In March on a sunny day you may find some dry fly activity. Blue Wing Olives and midges will both be hatching in March. Fish will move out of the depths to feed on the drys when the conditions are right.


The rod and reel set up for winter fishing is the same as most people would use for summer fishing. In this area a 9 foot rod for a 5 weight line is perfect. Clean and dress your line before going out fishing. Not only will this make it cast better but it will also keep water from collecting on it and freezing your guides. Stanley’s Ice Off paste is a must. It will help keep your guides from freezing under most conditions. Proper clothing is a very important aspect of winter fly fishing. The layered approach is a good one to take. Polypro underwear will wick moisture away from the skin and can be found in several different brands. Wading is often a question in the winter. On some days you may be better off not wading and on others wading may be the way to go. If you decide you want to wade or you need to wade then a pair of fleece wading pants will keep you warm under your waders. Don’t forget some warm socks on your feet.

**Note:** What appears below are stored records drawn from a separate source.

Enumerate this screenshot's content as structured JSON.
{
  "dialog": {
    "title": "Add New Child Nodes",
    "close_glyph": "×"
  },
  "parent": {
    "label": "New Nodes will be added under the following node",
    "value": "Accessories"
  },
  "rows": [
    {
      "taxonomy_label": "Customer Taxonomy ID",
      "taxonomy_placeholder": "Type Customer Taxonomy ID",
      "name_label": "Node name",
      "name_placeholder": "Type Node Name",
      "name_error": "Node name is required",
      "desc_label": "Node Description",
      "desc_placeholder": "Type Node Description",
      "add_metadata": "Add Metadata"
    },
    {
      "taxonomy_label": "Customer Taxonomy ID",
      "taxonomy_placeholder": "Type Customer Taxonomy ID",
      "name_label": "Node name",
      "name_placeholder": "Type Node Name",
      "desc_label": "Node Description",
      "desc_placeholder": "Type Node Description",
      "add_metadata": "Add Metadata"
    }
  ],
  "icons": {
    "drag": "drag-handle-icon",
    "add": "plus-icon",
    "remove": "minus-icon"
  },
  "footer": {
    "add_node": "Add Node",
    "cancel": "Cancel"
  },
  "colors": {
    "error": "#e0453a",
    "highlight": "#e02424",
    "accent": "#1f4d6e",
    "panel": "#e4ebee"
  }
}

Clothing needs will depend on the weather and what your tolerance for cold is. A fleece vest or jacket beneath a waterproof jacket will generally keep you warm and dry. For your hands some of the Simms fingerless fishing gloves will usually work well. Don’t forget a hat. A large portion of your body heat that is lost is lost through the head, so proper head gear will go a long ways in keeping you warm. Certainly on some March days you may need less. However, in the winter when hypothermia can set in quickly you are better to have the clothes and take them off if needed than to not have them and become dangerously cold.

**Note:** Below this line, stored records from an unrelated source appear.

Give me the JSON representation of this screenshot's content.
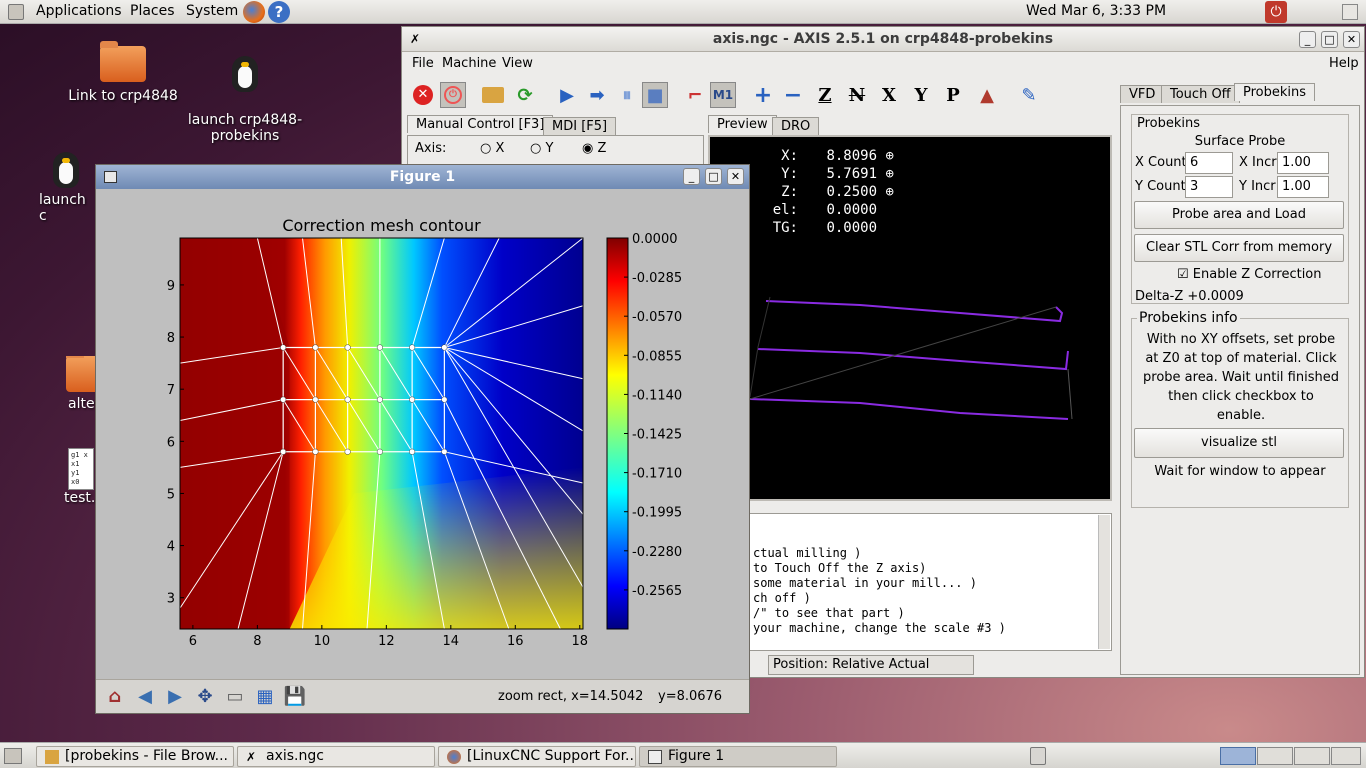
{
  "top_panel": {
    "menus": [
      "Applications",
      "Places",
      "System"
    ],
    "clock": "Wed Mar  6,  3:33 PM"
  },
  "desktop": {
    "icons": [
      {
        "label": "Link to crp4848"
      },
      {
        "label": "launch crp4848-\nprobekins"
      },
      {
        "label": "launch c"
      },
      {
        "label": "alte"
      },
      {
        "label": "test.n"
      }
    ],
    "test_file_lines": [
      "g1 x",
      "x1",
      "y1",
      "x0"
    ]
  },
  "axis": {
    "title": "axis.ngc - AXIS 2.5.1 on crp4848-probekins",
    "menu": [
      "File",
      "Machine",
      "View"
    ],
    "help": "Help",
    "tabs": [
      "Manual Control [F3]",
      "MDI [F5]"
    ],
    "axis_label": "Axis:",
    "radios": [
      "X",
      "Y",
      "Z"
    ],
    "view_tabs": [
      "Preview",
      "DRO"
    ],
    "dro": [
      {
        "label": "X:",
        "value": "8.8096"
      },
      {
        "label": "Y:",
        "value": "5.7691"
      },
      {
        "label": "Z:",
        "value": "0.2500"
      },
      {
        "label": "el:",
        "value": "0.0000"
      },
      {
        "label": "TG:",
        "value": "0.0000"
      }
    ],
    "gcode_lines": [
      "ctual milling )",
      "to Touch Off the Z axis)",
      "some material in your mill... )",
      "ch off )",
      "/\" to see that part )",
      "your machine, change the scale #3 )"
    ],
    "status": "Position: Relative Actual",
    "toolbar": [
      "Z",
      "N",
      "X",
      "Y",
      "P"
    ],
    "right_tabs": [
      "VFD",
      "Touch Off",
      "Probekins"
    ],
    "probekins": {
      "group": "Probekins",
      "subtitle": "Surface Probe",
      "x_count_label": "X Count",
      "x_count": "6",
      "x_incr_label": "X Incr",
      "x_incr": "1.00",
      "y_count_label": "Y Count",
      "y_count": "3",
      "y_incr_label": "Y Incr",
      "y_incr": "1.00",
      "probe_btn": "Probe area and Load",
      "clear_btn": "Clear STL Corr from memory",
      "enable_label": "Enable Z Correction",
      "delta": "Delta-Z +0.0009",
      "info_title": "Probekins info",
      "info_text": "With no XY offsets, set probe at Z0 at top of material. Click probe area. Wait until finished then click checkbox to enable.",
      "visualize_btn": "visualize stl",
      "wait_text": "Wait for window to appear"
    }
  },
  "figure": {
    "title": "Figure 1",
    "status_coords": "zoom rect, x=14.5042",
    "status_y": "y=8.0676"
  },
  "chart_data": {
    "type": "heatmap",
    "title": "Correction mesh contour",
    "xlabel": "",
    "ylabel": "",
    "xlim": [
      5.6,
      18.1
    ],
    "ylim": [
      2.4,
      9.9
    ],
    "x_ticks": [
      "6",
      "8",
      "10",
      "12",
      "14",
      "16",
      "18"
    ],
    "y_ticks": [
      "3",
      "4",
      "5",
      "6",
      "7",
      "8",
      "9"
    ],
    "mesh_x": [
      8.8,
      9.8,
      10.8,
      11.8,
      12.8,
      13.8
    ],
    "mesh_y": [
      5.8,
      6.8,
      7.8
    ],
    "colorbar_ticks": [
      "0.0000",
      "-0.0285",
      "-0.0570",
      "-0.0855",
      "-0.1140",
      "-0.1425",
      "-0.1710",
      "-0.1995",
      "-0.2280",
      "-0.2565"
    ],
    "colorbar_range": [
      -0.285,
      0.0
    ],
    "colormap": "jet"
  },
  "taskbar": {
    "items": [
      "[probekins - File Brow...",
      "axis.ngc",
      "[LinuxCNC Support For...",
      "Figure 1"
    ]
  },
  "colors": {
    "accent": "#4a6fa5",
    "trace": "#8a2be2"
  }
}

Under most winter conditions small nymphs are the best bet. Popular patterns include Beadhead Prince Nymph, Beadhead Pheasant Tail Nymph, Copper John and Beadhead Hare’s Ear. In the middle of the winter there can be some dry fly activity. Midges and BWOs will be the name of the game for this. Which one you use will depend on the time of the year and the specific water you are fishing.